Finally, we do not feel that this court should distinguish Buzard because the presiding judge sat in the Southern District of California by designation. Judge Tanner mailed the order denying the defendant's motion for new trial on April 14, 1995. The order was received by the clerk's office and filed on April 17, 1995. Whether the order was mailed from Tacoma or San Diego is irrelevant since it safely reached the clerk's office and was promptly entered. The mistake by the clerk's office staff did not occur until after the order was received and was not affected by the fact that Judge Tanner was a visiting judge. Furthermore, the law does not recognize any difference in the authority of a district judge visiting from another court versus a judge assigned permanently to that district. A judge on designation "shall have all the powers of a judge of the court, circuit or district, to which he is designated and assigned ..." 28 U.S.C. § 296. This court rejects the request to distinguish between visiting and non-visiting district court judges.

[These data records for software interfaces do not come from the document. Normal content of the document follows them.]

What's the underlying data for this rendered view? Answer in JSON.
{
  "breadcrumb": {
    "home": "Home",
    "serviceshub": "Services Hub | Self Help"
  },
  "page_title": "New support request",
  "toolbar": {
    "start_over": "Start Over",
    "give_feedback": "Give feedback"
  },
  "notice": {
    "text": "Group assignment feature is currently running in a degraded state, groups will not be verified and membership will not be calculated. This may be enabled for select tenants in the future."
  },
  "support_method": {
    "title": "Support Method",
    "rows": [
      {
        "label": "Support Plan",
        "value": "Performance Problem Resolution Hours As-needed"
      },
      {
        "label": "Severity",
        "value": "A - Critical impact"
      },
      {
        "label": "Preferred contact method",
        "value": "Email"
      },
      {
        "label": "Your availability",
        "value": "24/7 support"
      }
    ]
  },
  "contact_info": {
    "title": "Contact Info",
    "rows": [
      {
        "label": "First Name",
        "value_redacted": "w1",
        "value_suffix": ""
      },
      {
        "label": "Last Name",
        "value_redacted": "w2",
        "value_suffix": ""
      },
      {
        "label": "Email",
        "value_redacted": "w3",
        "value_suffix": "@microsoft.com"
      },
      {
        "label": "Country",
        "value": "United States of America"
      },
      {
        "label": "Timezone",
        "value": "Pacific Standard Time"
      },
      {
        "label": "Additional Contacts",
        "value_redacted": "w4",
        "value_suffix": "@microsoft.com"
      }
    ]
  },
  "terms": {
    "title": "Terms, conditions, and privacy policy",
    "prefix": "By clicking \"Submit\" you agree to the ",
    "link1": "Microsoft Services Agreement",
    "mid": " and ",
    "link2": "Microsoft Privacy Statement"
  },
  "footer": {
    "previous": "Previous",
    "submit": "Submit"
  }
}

We are aware that the application of Fed.R.App.P. 4(b), in conjunction with Fed.R.Crim.P. 49(c), can be harsh to a criminal defendant. Here, the defendant will not have the opportunity to appeal the denial of a motion of a new trial merely because a member of the Southern District of California clerk's office failed to send him a copy of the order. That, however, is the law of this Circuit.
We note that the burden on attorneys who represent criminal defendants to protect themselves against what happened in this case is not onerous. Defendant need only file a notice of appeal with the motion for a new trial. Should the district court deny the new trial motion, the notice of appeal will become effective on the date of the denial. Fed.R.App.P. 4(b); United States v. Cortes, 895 F.2d 1245, 1246-47 (9th Cir.), cert. denied, 495 U.S. 939, 110 S.Ct. 2191, 109 L.Ed.2d 519 (1990).
The defendant's appeal of the denial of his Motion for New Trial is dismissed. The defendant's motion to strike certain comments of Special Assistant United States Attorney Bennett made during oral argument and his motion to strike a portion of the government's letter brief are also dismissed.